PROVIDED RECORDS Block Start

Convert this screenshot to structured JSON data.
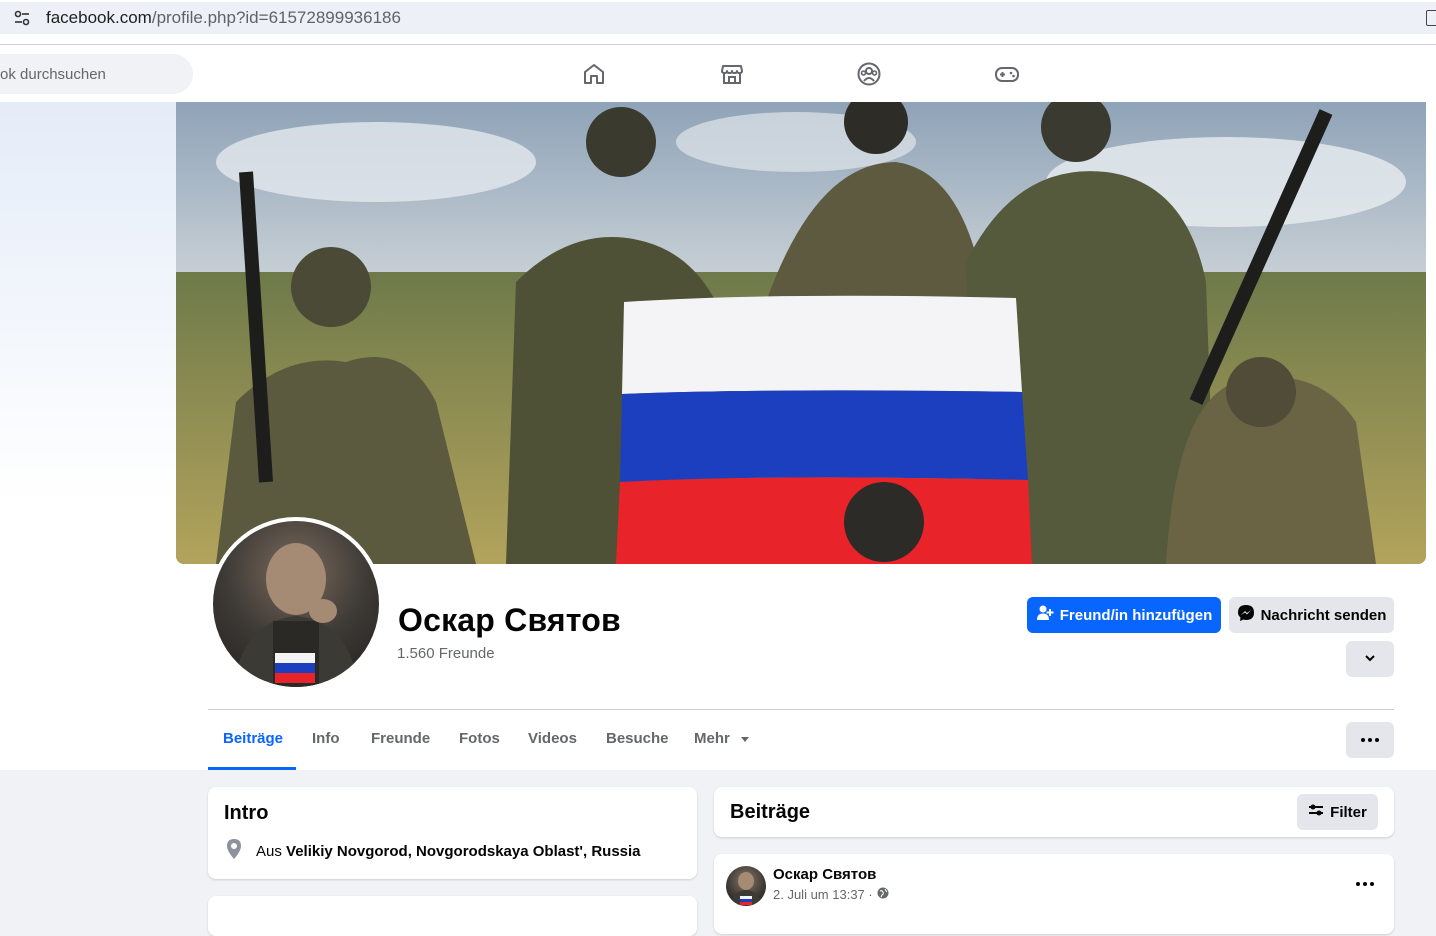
{
  "browser": {
    "url_domain": "facebook.com",
    "url_path": "/profile.php?id=61572899936186"
  },
  "nav": {
    "search_placeholder": "ok durchsuchen",
    "icons": [
      "home-icon",
      "marketplace-icon",
      "groups-icon",
      "gaming-icon"
    ]
  },
  "profile": {
    "name": "Оскар Святов",
    "friends": "1.560 Freunde",
    "add_friend_label": "Freund/in hinzufügen",
    "message_label": "Nachricht senden"
  },
  "tabs": [
    {
      "label": "Beiträge",
      "active": true
    },
    {
      "label": "Info"
    },
    {
      "label": "Freunde"
    },
    {
      "label": "Fotos"
    },
    {
      "label": "Videos"
    },
    {
      "label": "Besuche"
    },
    {
      "label": "Mehr"
    }
  ],
  "intro": {
    "title": "Intro",
    "prefix": "Aus ",
    "location": "Velikiy Novgorod, Novgorodskaya Oblast', Russia"
  },
  "posts": {
    "title": "Beiträge",
    "filter_label": "Filter",
    "first_post": {
      "author": "Оскар Святов",
      "date": "2. Juli um 13:37 ·"
    }
  },
  "colors": {
    "accent": "#0866ff",
    "page_bg": "#f0f2f5",
    "flag_white": "#f4f4f6",
    "flag_blue": "#1c3fbf",
    "flag_red": "#e8232a"
  }
}
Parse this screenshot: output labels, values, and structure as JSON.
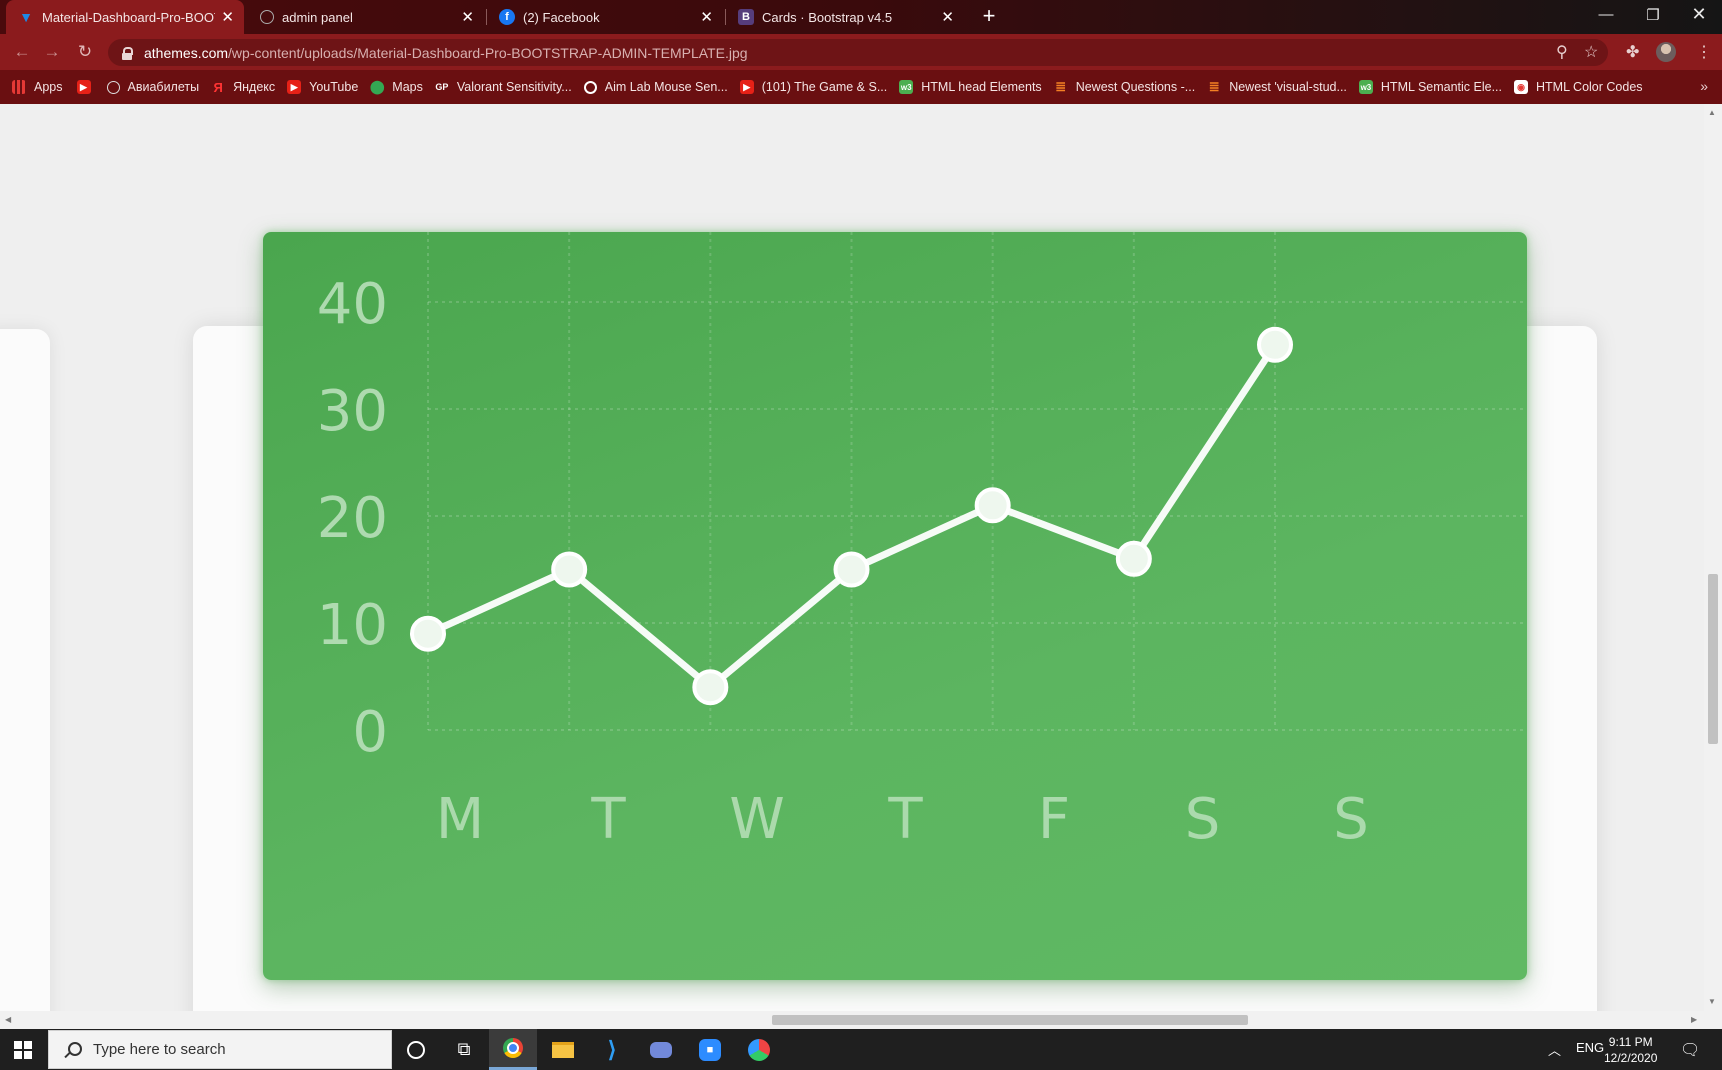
{
  "browser": {
    "tabs": [
      {
        "title": "Material-Dashboard-Pro-BOOTSTRAP",
        "favicon": "vuetify-icon",
        "active": true
      },
      {
        "title": "admin panel",
        "favicon": "globe-icon",
        "active": false
      },
      {
        "title": "(2) Facebook",
        "favicon": "facebook-icon",
        "active": false
      },
      {
        "title": "Cards · Bootstrap v4.5",
        "favicon": "bootstrap-icon",
        "active": false
      }
    ],
    "url_host": "athemes.com",
    "url_path": "/wp-content/uploads/Material-Dashboard-Pro-BOOTSTRAP-ADMIN-TEMPLATE.jpg",
    "bookmarks": [
      {
        "label": "Apps",
        "icon": "apps-grid-icon"
      },
      {
        "label": "",
        "icon": "youtube-icon"
      },
      {
        "label": "Авиабилеты",
        "icon": "globe-icon"
      },
      {
        "label": "Яндекс",
        "icon": "yandex-icon"
      },
      {
        "label": "YouTube",
        "icon": "youtube-icon"
      },
      {
        "label": "Maps",
        "icon": "maps-pin-icon"
      },
      {
        "label": "Valorant Sensitivity...",
        "icon": "gp-icon"
      },
      {
        "label": "Aim Lab Mouse Sen...",
        "icon": "target-icon"
      },
      {
        "label": "(101) The Game & S...",
        "icon": "youtube-icon"
      },
      {
        "label": "HTML head Elements",
        "icon": "w3-icon"
      },
      {
        "label": "Newest Questions -...",
        "icon": "stackoverflow-icon"
      },
      {
        "label": "Newest 'visual-stud...",
        "icon": "stackoverflow-icon"
      },
      {
        "label": "HTML Semantic Ele...",
        "icon": "w3-icon"
      },
      {
        "label": "HTML Color Codes",
        "icon": "color-codes-icon"
      }
    ]
  },
  "chart_data": {
    "type": "line",
    "categories": [
      "M",
      "T",
      "W",
      "T",
      "F",
      "S",
      "S"
    ],
    "values": [
      9,
      15,
      4,
      15,
      21,
      16,
      36
    ],
    "ylim": [
      0,
      40
    ],
    "yticks": [
      "0",
      "10",
      "20",
      "30",
      "40"
    ],
    "grid": true,
    "colors": {
      "card": "#55b159",
      "line": "#ffffff",
      "labels": "#bfe3c0"
    }
  },
  "taskbar": {
    "search_placeholder": "Type here to search",
    "language": "ENG",
    "time": "9:11 PM",
    "date": "12/2/2020"
  }
}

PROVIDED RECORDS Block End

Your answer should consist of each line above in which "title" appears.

    "title": "Intro",
    "title": "Beiträge",
        "title": "Material-Dashboard-Pro-BOOTSTRAP",
        "title": "admin panel",
        "title": "(2) Facebook",
        "title": "Cards · Bootstrap v4.5",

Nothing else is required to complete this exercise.